As the burgeoning life settlement market matures and gains wider industry acceptance, a growing number of high net worth clients entering their golden years are selling their life insurance policies to secure much-needed cash. But experts say seniors now weighing this option, and the advisors who counsel them, should consider the alternatives before making a decision.
Experts interviewed by National Underwriter say affluent policyholders who need the insurance, especially for estate planning purposes, but who also are having difficulty paying the large premiums, can avail themselves of several funding vehicles that too often are ignored by advisors keen on recommending a policy sale–and earning a hefty commission on the transaction.
Among them: doing a 1035 exchange of the old contract for a reduced, paid-up term policy; entering into a private annuity or private split-dollar arrangement with a close relative or policy beneficiary; and securing a premium-financed loan from a bank or other lending institution.
“Nine times out of 10, no one does a demonstrable analysis as to whether keeping the policy makes more sense than a life settlement,” says Stephan Leimberg, president and CEO of Leimberg Information Services, Bryn Mawr, Pa. “Advisors who haven’t done this analysis have failed in their fiduciary responsibility to the client.

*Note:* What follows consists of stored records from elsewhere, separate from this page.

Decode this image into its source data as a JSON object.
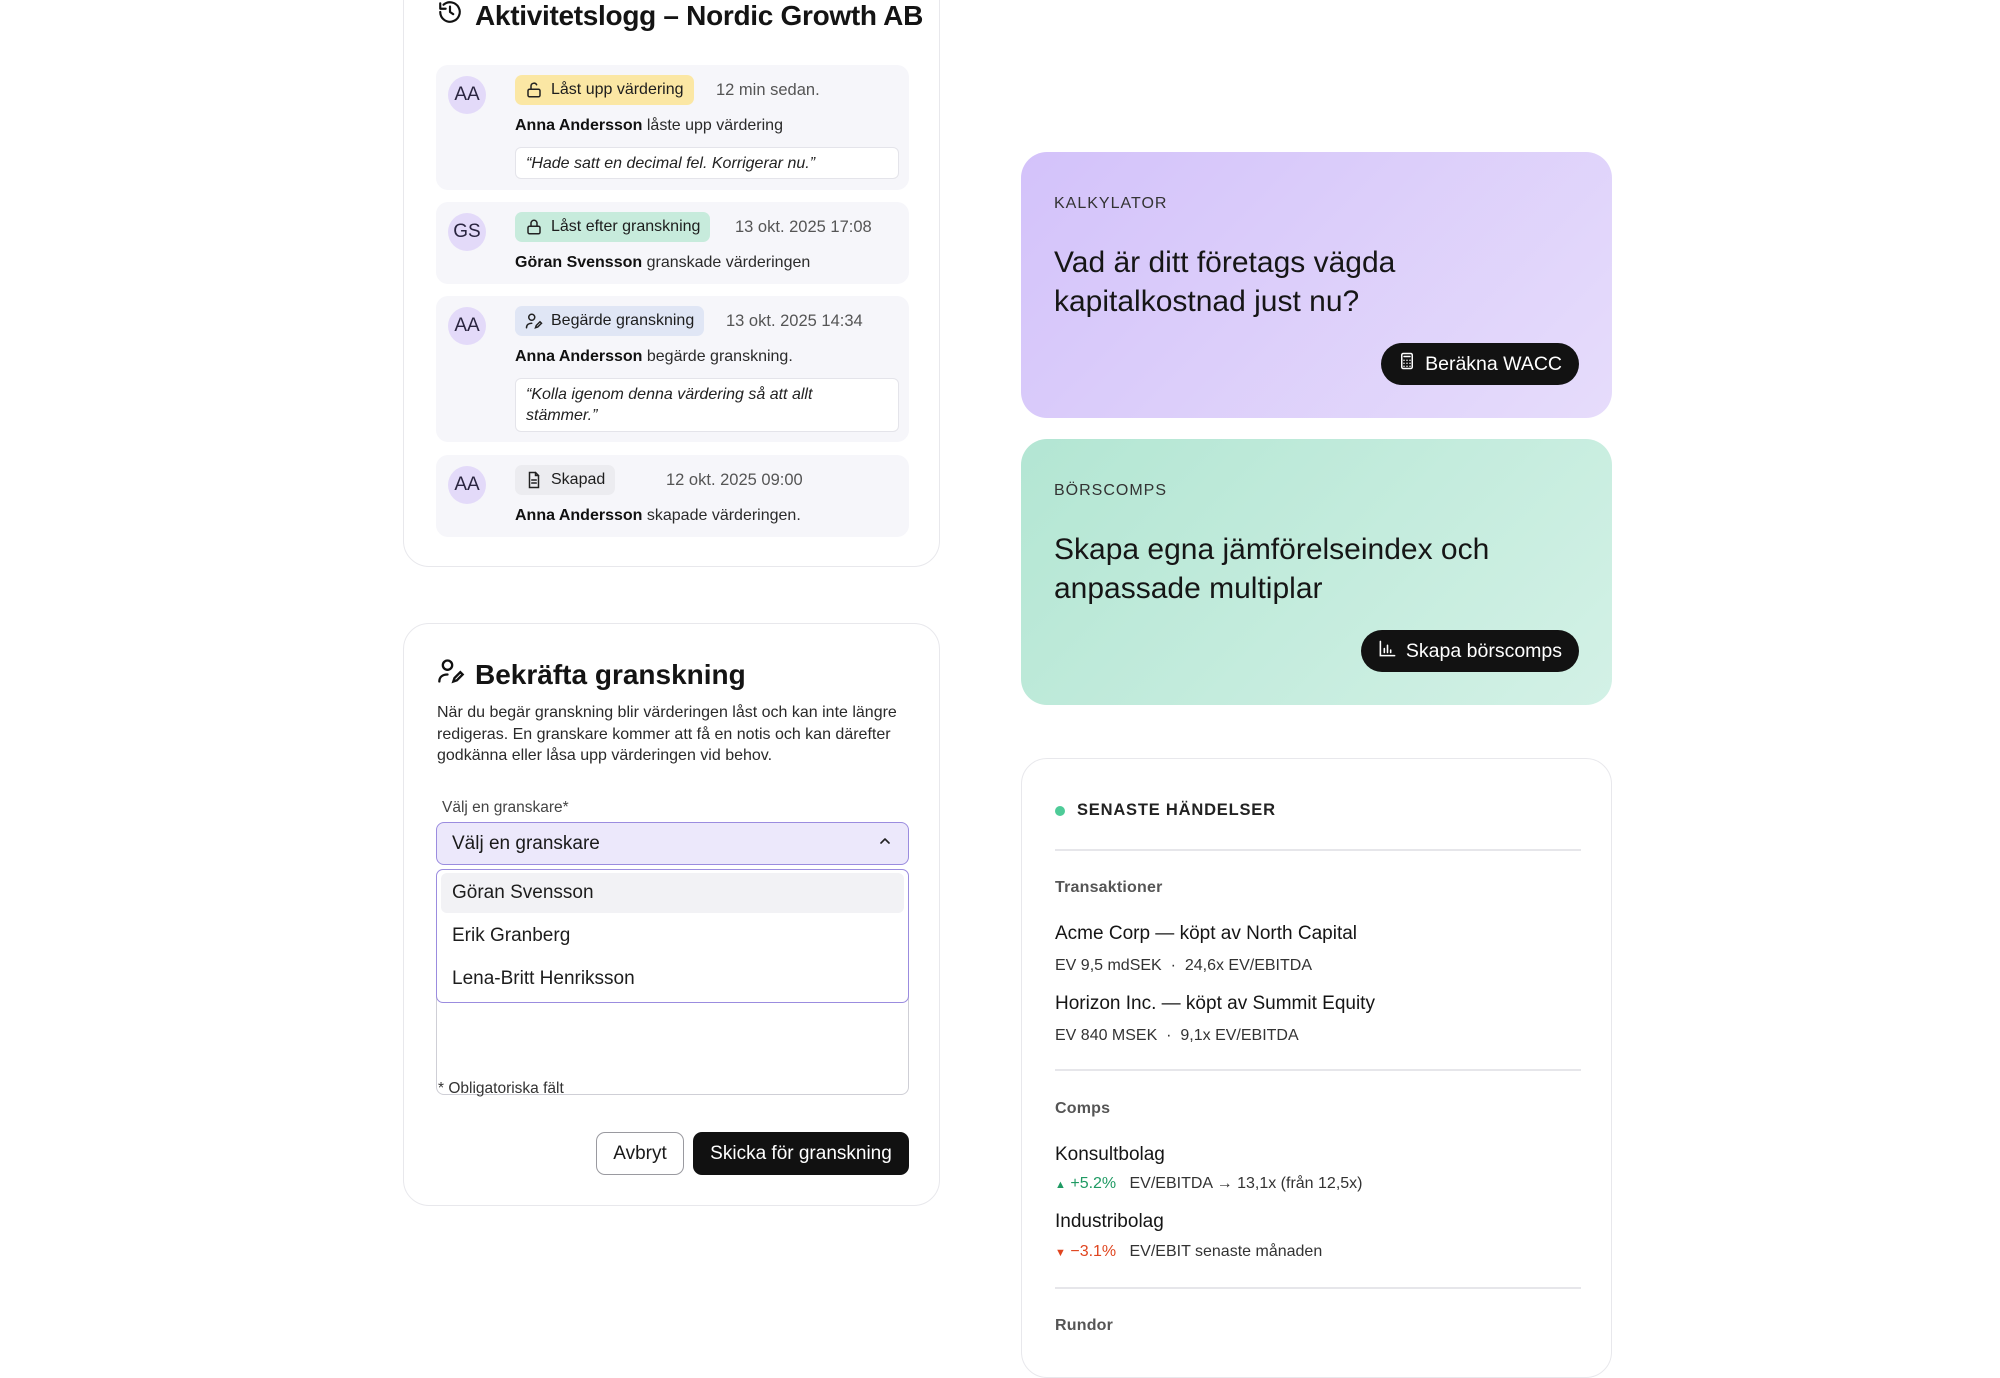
{
  "activity": {
    "title": "Aktivitetslogg – Nordic Growth AB",
    "entries": [
      {
        "initials": "AA",
        "badge": "Låst upp värdering",
        "time": "12 min sedan.",
        "name": "Anna Andersson",
        "action": "låste upp värdering",
        "note": "“Hade satt en decimal fel. Korrigerar nu.”"
      },
      {
        "initials": "GS",
        "badge": "Låst efter granskning",
        "time": "13 okt. 2025 17:08",
        "name": "Göran Svensson",
        "action": "granskade värderingen"
      },
      {
        "initials": "AA",
        "badge": "Begärde granskning",
        "time": "13 okt. 2025 14:34",
        "name": "Anna Andersson",
        "action": "begärde granskning.",
        "note": "“Kolla igenom denna värdering så att allt stämmer.”"
      },
      {
        "initials": "AA",
        "badge": "Skapad",
        "time": "12 okt. 2025 09:00",
        "name": "Anna Andersson",
        "action": "skapade värderingen."
      }
    ]
  },
  "confirm": {
    "title": "Bekräfta granskning",
    "description": "När du begär granskning blir värderingen låst och kan inte längre redigeras. En granskare kommer att få en notis och kan därefter godkänna eller låsa upp värderingen vid behov.",
    "field_label": "Välj en granskare*",
    "select_value": "Välj en granskare",
    "options": [
      "Göran Svensson",
      "Erik Granberg",
      "Lena-Britt Henriksson"
    ],
    "required_note": "* Obligatoriska fält",
    "cancel_label": "Avbryt",
    "submit_label": "Skicka för granskning"
  },
  "promos": {
    "wacc": {
      "eyebrow": "KALKYLATOR",
      "headline": "Vad är ditt företags vägda kapitalkostnad just nu?",
      "button": "Beräkna WACC"
    },
    "comps": {
      "eyebrow": "BÖRSCOMPS",
      "headline": "Skapa egna jämförelseindex och anpassade multiplar",
      "button": "Skapa börscomps"
    }
  },
  "events": {
    "title": "SENASTE HÄNDELSER",
    "transactions_label": "Transaktioner",
    "transactions": [
      {
        "company": "Acme Corp",
        "detail": " — köpt av North Capital",
        "ev": "EV 9,5 mdSEK",
        "sep": "·",
        "multiple": "24,6x EV/EBITDA"
      },
      {
        "company": "Horizon Inc.",
        "detail": " — köpt av Summit Equity",
        "ev": "EV 840 MSEK",
        "sep": "·",
        "multiple": "9,1x EV/EBITDA"
      }
    ],
    "comps_label": "Comps",
    "comps": [
      {
        "name": "Konsultbolag",
        "change": "+5.2%",
        "detail": "EV/EBITDA → 13,1x (från 12,5x)"
      },
      {
        "name": "Industribolag",
        "change": "−3.1%",
        "detail": "EV/EBIT senaste månaden"
      }
    ],
    "rounds_label": "Rundor"
  },
  "colors": {
    "accent_purple": "#9b8cdf",
    "badge_yellow": "#fbe7a4",
    "badge_green": "#c7ebdc",
    "up": "#1f9a63",
    "down": "#e0451f",
    "live_dot": "#4ecb98"
  }
}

It’s that clear.”
In the event of a policy sale, that failure can have consequences beyond the loss of the insurance. If the client is well advanced in age or suffering from ill health, purchasing a new policy (should one be needed) may no longer be an option because of prohibitively high premiums or lack of insurability.

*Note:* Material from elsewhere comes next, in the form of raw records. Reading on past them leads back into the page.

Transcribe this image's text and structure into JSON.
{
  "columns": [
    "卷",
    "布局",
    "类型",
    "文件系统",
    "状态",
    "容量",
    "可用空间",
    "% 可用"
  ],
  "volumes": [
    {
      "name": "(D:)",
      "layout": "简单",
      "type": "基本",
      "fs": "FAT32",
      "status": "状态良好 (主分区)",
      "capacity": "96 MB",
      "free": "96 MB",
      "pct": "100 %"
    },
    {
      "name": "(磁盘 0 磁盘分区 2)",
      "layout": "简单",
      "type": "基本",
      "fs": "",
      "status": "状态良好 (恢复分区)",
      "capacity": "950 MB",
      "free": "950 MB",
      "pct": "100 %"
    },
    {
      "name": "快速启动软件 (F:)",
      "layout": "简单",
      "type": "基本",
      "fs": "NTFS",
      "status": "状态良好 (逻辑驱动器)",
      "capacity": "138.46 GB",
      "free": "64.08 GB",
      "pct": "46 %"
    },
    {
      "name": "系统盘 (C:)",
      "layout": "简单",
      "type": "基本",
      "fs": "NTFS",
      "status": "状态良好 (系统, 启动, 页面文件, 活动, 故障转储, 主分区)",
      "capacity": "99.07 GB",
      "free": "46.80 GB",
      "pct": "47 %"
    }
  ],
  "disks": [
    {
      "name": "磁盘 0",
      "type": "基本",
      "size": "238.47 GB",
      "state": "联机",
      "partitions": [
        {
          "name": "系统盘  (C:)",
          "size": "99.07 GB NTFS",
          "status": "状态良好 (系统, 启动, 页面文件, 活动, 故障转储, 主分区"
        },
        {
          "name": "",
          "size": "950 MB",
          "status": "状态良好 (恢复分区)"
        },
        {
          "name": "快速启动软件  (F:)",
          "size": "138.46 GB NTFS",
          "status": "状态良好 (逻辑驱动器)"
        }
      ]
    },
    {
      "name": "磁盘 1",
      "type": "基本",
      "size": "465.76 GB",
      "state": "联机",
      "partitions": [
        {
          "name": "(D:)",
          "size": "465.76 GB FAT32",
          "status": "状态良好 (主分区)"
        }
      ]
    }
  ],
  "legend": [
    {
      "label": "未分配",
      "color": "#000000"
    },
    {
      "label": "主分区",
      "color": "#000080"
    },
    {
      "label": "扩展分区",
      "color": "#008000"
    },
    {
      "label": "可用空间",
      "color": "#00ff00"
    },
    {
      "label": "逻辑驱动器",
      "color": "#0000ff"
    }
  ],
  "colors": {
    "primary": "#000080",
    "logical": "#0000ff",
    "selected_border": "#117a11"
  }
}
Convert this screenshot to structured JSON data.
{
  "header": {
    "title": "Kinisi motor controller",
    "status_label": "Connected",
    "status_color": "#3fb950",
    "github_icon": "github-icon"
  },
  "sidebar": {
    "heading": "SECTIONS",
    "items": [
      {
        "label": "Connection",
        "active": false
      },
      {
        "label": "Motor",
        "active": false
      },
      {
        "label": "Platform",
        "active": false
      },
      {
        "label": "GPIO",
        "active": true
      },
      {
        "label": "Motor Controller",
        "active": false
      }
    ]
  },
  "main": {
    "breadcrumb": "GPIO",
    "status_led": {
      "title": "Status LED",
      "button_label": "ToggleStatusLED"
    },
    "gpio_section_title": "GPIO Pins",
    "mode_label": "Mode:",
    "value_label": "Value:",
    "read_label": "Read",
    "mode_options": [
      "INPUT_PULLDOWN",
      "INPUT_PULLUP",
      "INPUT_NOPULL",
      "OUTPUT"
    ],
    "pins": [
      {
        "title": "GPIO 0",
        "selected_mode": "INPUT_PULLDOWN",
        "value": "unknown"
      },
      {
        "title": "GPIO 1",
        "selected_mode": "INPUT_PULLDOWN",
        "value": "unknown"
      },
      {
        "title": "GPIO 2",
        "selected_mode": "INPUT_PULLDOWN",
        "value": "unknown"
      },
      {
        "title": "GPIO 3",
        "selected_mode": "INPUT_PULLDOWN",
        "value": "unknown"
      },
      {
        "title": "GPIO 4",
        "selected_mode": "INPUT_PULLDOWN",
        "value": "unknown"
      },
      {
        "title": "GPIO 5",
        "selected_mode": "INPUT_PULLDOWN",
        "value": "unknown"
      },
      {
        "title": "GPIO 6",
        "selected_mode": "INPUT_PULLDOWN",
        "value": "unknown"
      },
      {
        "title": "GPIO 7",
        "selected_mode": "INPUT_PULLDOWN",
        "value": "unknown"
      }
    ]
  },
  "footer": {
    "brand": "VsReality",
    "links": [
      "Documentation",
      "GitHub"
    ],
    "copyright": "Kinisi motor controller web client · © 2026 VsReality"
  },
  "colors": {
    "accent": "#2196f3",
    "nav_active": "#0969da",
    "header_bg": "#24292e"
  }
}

Also to consider are the tax and legal consequences resulting from the policy sale. Leimberg observes that clients who settle have to pay ordinary income and capital gains taxes on the sales proceeds, taxes that do not apply to death benefit proceeds. And, unlike policies held in trust, income resulting from a life settlement does not escape the estate tax. Nor do the sale proceeds enjoy protection from claims in probate court or the privacy of distributions made to policy beneficiaries.

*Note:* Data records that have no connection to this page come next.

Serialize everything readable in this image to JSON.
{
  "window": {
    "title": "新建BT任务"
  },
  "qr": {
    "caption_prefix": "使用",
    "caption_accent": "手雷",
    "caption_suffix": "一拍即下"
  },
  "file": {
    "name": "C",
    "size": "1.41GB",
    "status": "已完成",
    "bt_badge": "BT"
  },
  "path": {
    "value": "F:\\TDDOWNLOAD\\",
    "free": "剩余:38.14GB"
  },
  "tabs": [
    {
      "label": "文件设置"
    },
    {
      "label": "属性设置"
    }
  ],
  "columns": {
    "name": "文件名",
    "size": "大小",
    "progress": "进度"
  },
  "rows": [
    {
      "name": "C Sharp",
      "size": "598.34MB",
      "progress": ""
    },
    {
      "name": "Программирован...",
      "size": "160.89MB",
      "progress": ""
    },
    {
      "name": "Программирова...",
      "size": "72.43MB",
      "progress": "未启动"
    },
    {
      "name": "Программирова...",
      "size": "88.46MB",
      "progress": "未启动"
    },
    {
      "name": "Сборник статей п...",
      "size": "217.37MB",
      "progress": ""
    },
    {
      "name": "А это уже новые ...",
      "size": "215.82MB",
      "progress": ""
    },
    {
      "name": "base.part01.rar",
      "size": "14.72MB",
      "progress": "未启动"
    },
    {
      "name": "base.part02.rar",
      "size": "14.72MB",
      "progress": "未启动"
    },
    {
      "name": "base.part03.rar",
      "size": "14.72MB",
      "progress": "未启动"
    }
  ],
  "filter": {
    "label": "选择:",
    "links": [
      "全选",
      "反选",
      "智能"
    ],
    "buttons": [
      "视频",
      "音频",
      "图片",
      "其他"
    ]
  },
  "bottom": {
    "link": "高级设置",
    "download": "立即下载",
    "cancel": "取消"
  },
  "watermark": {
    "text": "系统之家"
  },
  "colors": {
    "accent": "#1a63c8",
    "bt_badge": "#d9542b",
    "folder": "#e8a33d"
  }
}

“Whether we like them or not, life settlements are here to stay,” says Leimberg. “But people need to know about the tax implications, which are not only underplayed but often are very little understood by advisors.”
To be sure, sources say, a life settlement is suitable for policyholders who meet certain criteria. Prime candidates include clients age 65 or older who have a life expectancy of less than 12 years and who no longer have an insurance or estate planning need. Life settlement companies also look for policyholders who have significant health challenges or are otherwise uninsurable; and who own policies for which the ratio of the cash value to the face amount is low. For insureds, the fact that they can secure more money by selling the policy than by surrendering the contract for its cash value is the overriding attraction.
The prospect of receiving a cash windfall should not, however, preclude an objective and dispassionate analysis of the transaction. Michael Weinberg, president of the Weinberg Group, Denver, Colo., says the decision for or against a sale will hinge on whether the present value of the death benefit less the present value of future premium payments and other costs (i.e., the intrinsic economic value) will be greater or less than the life settlement payout before the policyholder’s projected life expectancy. An intrinsic economic value that is greater than the life settlement offer would dictate holding the policy; a value that is less than the offer would argue for a policy sale.
Reduced to a math problem, the issue is seemingly easily resolved. Yet the core question to be answered–the insured’s longevity–can involve guesswork.
To assist in the analysis, Weinberg and Leimberg are co-marketing to advisors a software application, Life Settlement NumberCruncher, that offers a range of life expectancies based on widely recognized mortality tables. Depending on the preferred table, an assumed discount rate and an assumed tax rate (ordinary income or capital gain), the software can graphically depict the insured’s projected life expectancy relative to a “crossover point,” above or below which the individual stands to achieve a gain or loss from a settlement.